Dataset rows for apps and sites:
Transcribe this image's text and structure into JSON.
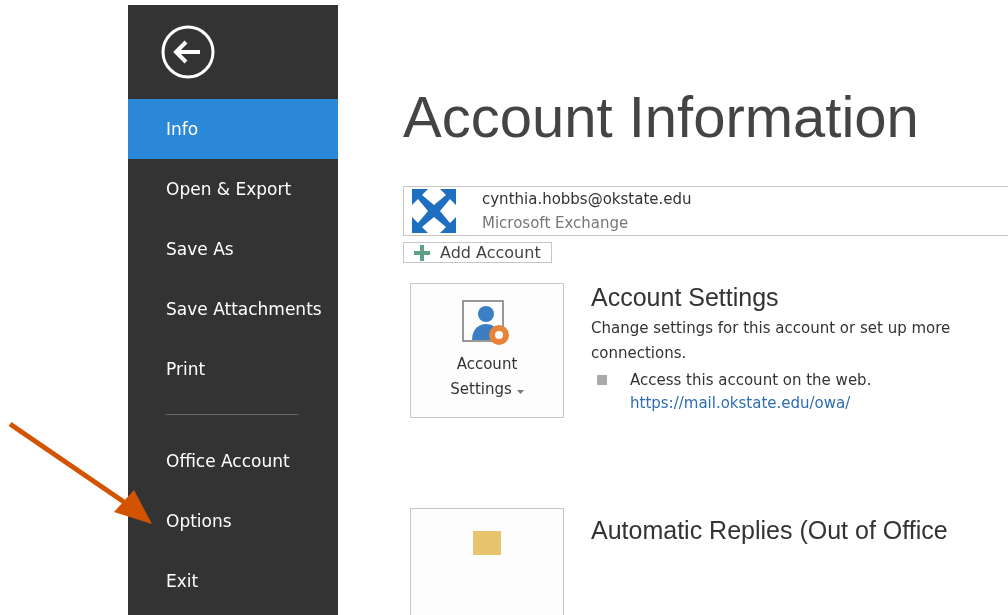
{
  "sidebar": {
    "items": [
      {
        "kind": "item",
        "label": "Info",
        "selected": true
      },
      {
        "kind": "item",
        "label": "Open & Export",
        "selected": false
      },
      {
        "kind": "item",
        "label": "Save As",
        "selected": false
      },
      {
        "kind": "item",
        "label": "Save Attachments",
        "selected": false
      },
      {
        "kind": "item",
        "label": "Print",
        "selected": false
      },
      {
        "kind": "separator"
      },
      {
        "kind": "item",
        "label": "Office Account",
        "selected": false
      },
      {
        "kind": "item",
        "label": "Options",
        "selected": false
      },
      {
        "kind": "item",
        "label": "Exit",
        "selected": false
      }
    ]
  },
  "page_title": "Account Information",
  "account": {
    "email": "cynthia.hobbs@okstate.edu",
    "type": "Microsoft Exchange"
  },
  "add_account_button": "Add Account",
  "sections": [
    {
      "kind": "settings",
      "tile_label_lines": [
        "Account",
        "Settings"
      ],
      "title": "Account Settings",
      "description": "Change settings for this account or set up more connections.",
      "bullet": "Access this account on the web.",
      "link": "https://mail.okstate.edu/owa/"
    },
    {
      "kind": "replies",
      "title": "Automatic Replies (Out of Office"
    }
  ]
}
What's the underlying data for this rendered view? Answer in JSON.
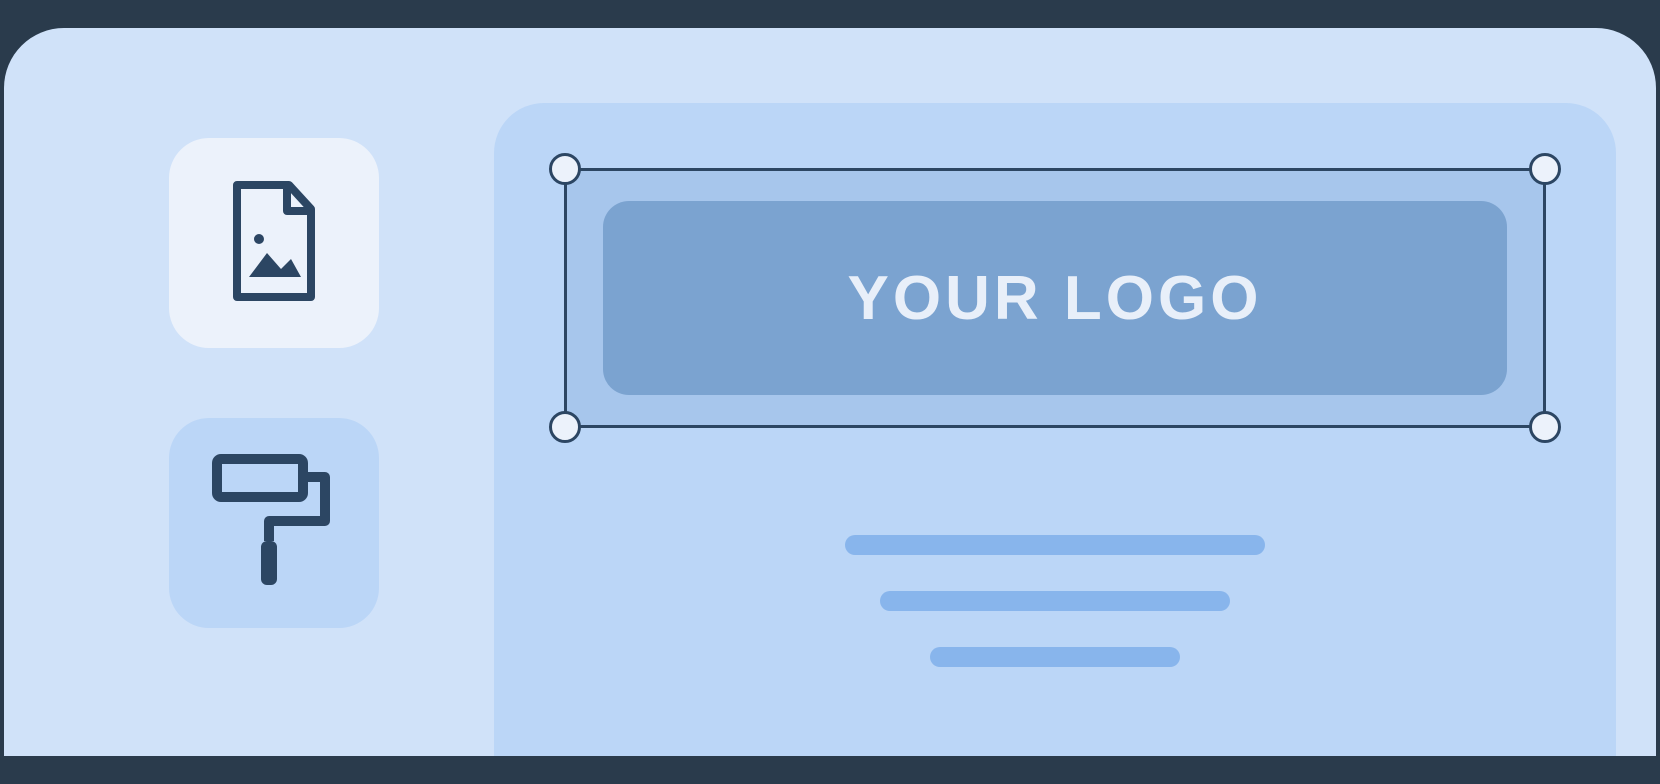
{
  "sidebar": {
    "tools": [
      {
        "name": "image-file-icon"
      },
      {
        "name": "paint-roller-icon"
      }
    ]
  },
  "canvas": {
    "logo_placeholder_text": "YOUR LOGO"
  },
  "colors": {
    "frame_bg": "#d0e2f9",
    "canvas_bg": "#bbd6f7",
    "tool_light_bg": "#ecf2fb",
    "tool_selected_bg": "#bbd6f7",
    "logo_button_bg": "#7ba3d0",
    "selection_bg": "#a7c6ec",
    "stroke_dark": "#2c4663",
    "text_line": "#88b5ec",
    "logo_text": "#e8eff9"
  }
}
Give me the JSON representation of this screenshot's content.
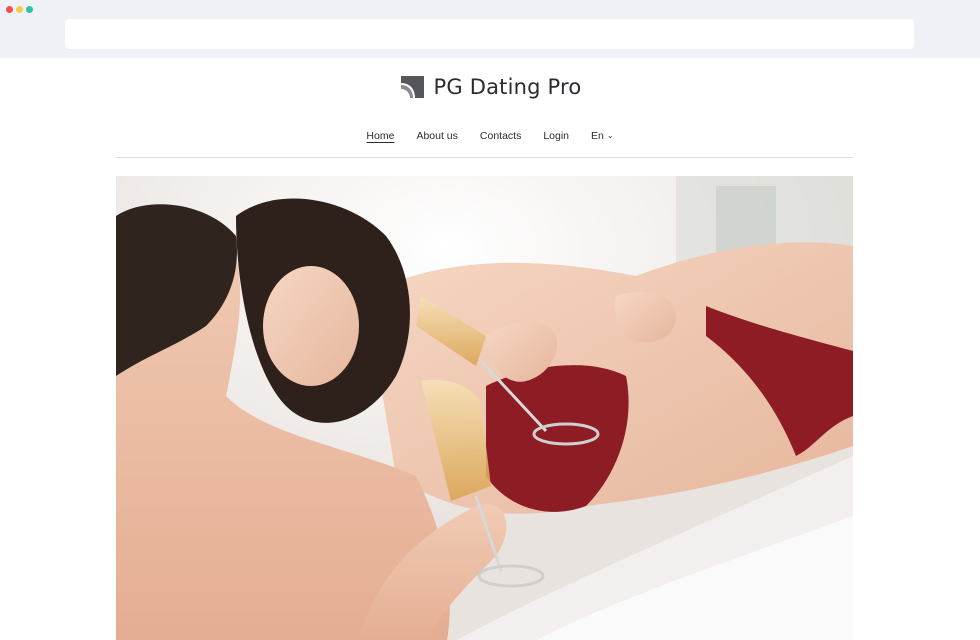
{
  "browser": {
    "traffic_lights": [
      "close",
      "minimize",
      "zoom"
    ],
    "address_value": ""
  },
  "site": {
    "logo_text": "PG Dating Pro"
  },
  "nav": {
    "items": [
      {
        "label": "Home",
        "active": true
      },
      {
        "label": "About us",
        "active": false
      },
      {
        "label": "Contacts",
        "active": false
      },
      {
        "label": "Login",
        "active": false
      }
    ],
    "language": "En",
    "language_icon": "chevron-down-icon"
  },
  "hero": {
    "image_alt": "couple-with-champagne-photo"
  },
  "colors": {
    "window_background": "#eef2f6",
    "page_background": "#ffffff",
    "text_dark": "#2b2b33",
    "lingerie_red": "#8e1c24",
    "traffic_red": "#f2504b",
    "traffic_yellow": "#f7c948",
    "traffic_green": "#2fc3a3"
  }
}
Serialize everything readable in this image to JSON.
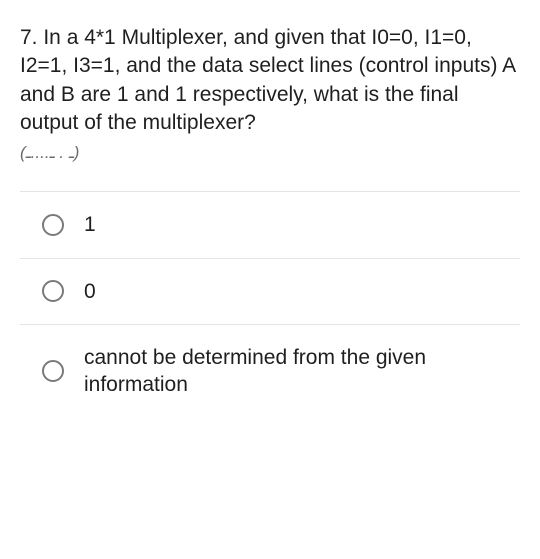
{
  "question": {
    "text": "7. In a 4*1 Multiplexer, and given that I0=0, I1=0, I2=1, I3=1, and the data select lines (control inputs) A and B are 1 and 1 respectively, what is the final output of the multiplexer?"
  },
  "subline": "(ـ . ـ....ـ)",
  "options": [
    {
      "label": "1"
    },
    {
      "label": "0"
    },
    {
      "label": "cannot be determined from the given information"
    }
  ]
}
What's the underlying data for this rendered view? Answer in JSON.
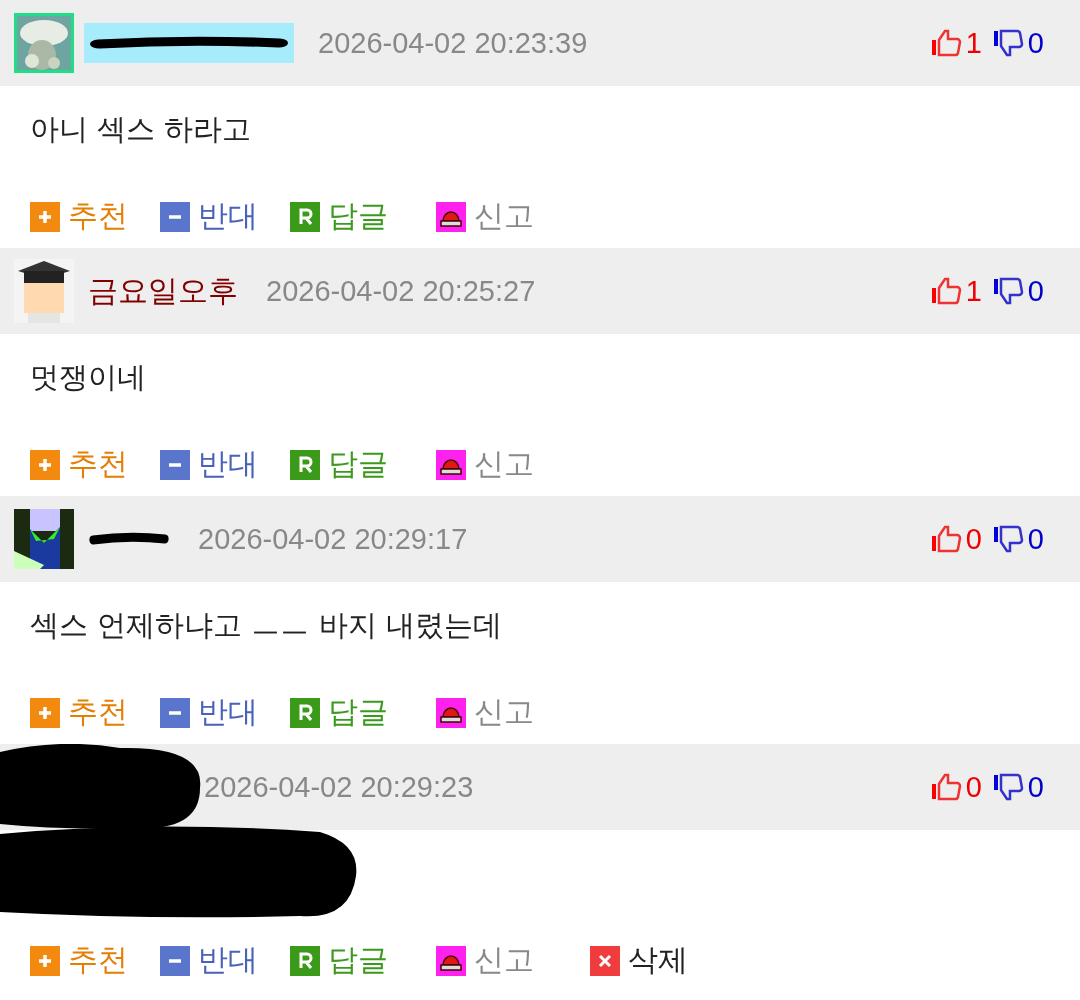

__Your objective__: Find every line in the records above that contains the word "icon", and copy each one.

__Task output__:
        "name": "image-file-icon"
        "name": "paint-roller-icon"
    "language_icon": "chevron-down-icon"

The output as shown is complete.